Managing a career feels like playing chess sometimes. So I usually have like long talks with my agents and I know they want the best for me and I trust their judgement.
What do you love most about your job?
Travelling, for sure, and I miss it right now. Also meeting inspiring people and meeting talent and artists, this is what I love.
(LEFT) Cindy Bruna walks for Victoria’s Secret in 2016
(RIGHT) Cindy Bruna on a catwalk
Cindy Bruna walks for Victoria’s Secret in 2016
Cindy Bruna on a catwalk
For younger models that want to get into the industry, and form a career in the industry, what advice would you give them?
How to listen because when you’re on set with a photographer, you need to understand that what they want from you and how to move so you really need to learn how to listen and then to your agent because they really want the best for you. It’s teamwork, so when you’re on shoot or when you are on the runway, if they want you to look straight or smile or dance on the runway just do it because that’s what they want from you. It’s all about partnership and listening to what the client and the photographer wants and that’s actually the most important. When I’m saying when to listen, its not about doing everything if you don’t feel comfortable of course, don’t even do it and call your agent and leave the set if you have to leave the set. But I feel like I had the chance to work with people who really always wanted the best for me and had the best interest in mind for me, so I never had that issue but I do feel like if you’re in front of that situation, speak up. Don’t do something you’re not comfortable with, but usually when you’re working with the photographer and he wants you to do something, like to move that way or be free or, you know, smile, laugh, just its because they want the best result or the best picture and I really feel like its a partnership and we all want the same thing at the end is to have a great results.

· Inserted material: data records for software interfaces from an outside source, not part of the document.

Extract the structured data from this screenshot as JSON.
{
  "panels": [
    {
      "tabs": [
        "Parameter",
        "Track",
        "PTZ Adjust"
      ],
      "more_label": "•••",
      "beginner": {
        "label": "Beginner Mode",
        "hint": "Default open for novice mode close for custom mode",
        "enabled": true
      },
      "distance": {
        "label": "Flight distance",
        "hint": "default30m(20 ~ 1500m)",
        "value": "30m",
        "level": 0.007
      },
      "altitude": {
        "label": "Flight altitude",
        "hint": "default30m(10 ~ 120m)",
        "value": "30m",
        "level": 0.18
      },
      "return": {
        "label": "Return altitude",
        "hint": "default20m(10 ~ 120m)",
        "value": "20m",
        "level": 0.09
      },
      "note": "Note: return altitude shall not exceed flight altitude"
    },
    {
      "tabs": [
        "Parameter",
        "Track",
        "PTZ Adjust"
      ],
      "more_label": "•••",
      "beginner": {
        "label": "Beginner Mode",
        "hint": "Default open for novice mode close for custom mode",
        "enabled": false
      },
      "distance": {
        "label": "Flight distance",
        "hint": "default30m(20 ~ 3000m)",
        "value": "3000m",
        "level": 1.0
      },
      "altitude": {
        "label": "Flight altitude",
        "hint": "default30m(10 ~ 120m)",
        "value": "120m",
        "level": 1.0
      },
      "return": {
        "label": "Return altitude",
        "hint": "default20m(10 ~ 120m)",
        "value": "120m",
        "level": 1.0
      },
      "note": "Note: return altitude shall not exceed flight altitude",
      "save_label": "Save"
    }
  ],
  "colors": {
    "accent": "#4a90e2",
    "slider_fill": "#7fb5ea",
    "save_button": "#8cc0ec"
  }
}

You also walked the very last ever Jean Paul Gaultier runway, tell me about that experience.
It was so sad, but at the same time I was so happy for him. Jean Paul Gaultier was one of the first designers who booked me, so it was really really emotional and at the same time so iconic and great show, like it was major.
What do you love about London fashion week and British designers?
What I really love about London is the level of creativity and the freedom that British designers have. A lot of British designers really bring their creativity to an international audience and that’s really what I love. You can see Vivienne Westwood’s show in Paris, and you can see the balance between commercial and creativity with British designers. I’m also obsessed with seeing, you know, Victoria Beckham show in New York or Ozwald Boateng in New York. I also love Riccardo Tisci being in London and in such an iconic British brand which is Burberry, you know. I also love young designers and I feel like they’re really championing creativity such as Richard Malone and Ashley Williams, they just great. I don’t know how they do this, it’s just amazing to actually see the shows and I get inspired by them.
Where do you see the modelling industry going?
I think the future of modelling is something we can never predict but for sure as we reopen we’ll all have a new appreciation of this job and the people we work closely with and I hope we continue to have a spirit of collaboration so that we can create together and continue to inspire.
What advice would you give to young models?
The advice I would give to a young model is actually the same I would give to myself. It’s to not worry, to not be scared, evidently we are in a really uncertain time, take care of yourself and your well-being. It’s about enjoying each opportunity to the fullest and, you know, going for it. The industry will evolve, we’ll go out of it stronger and we’re not done yet.
Thank you so much for joining me on the British Fashion Council x Wonderland “How to Become” series, I’ve Toni-Blaze Ibekwe and I’m Editor-in-chief of Wonderland magazine. I’m going to leave you to enjoy your gorgeous day, thank you Cindy.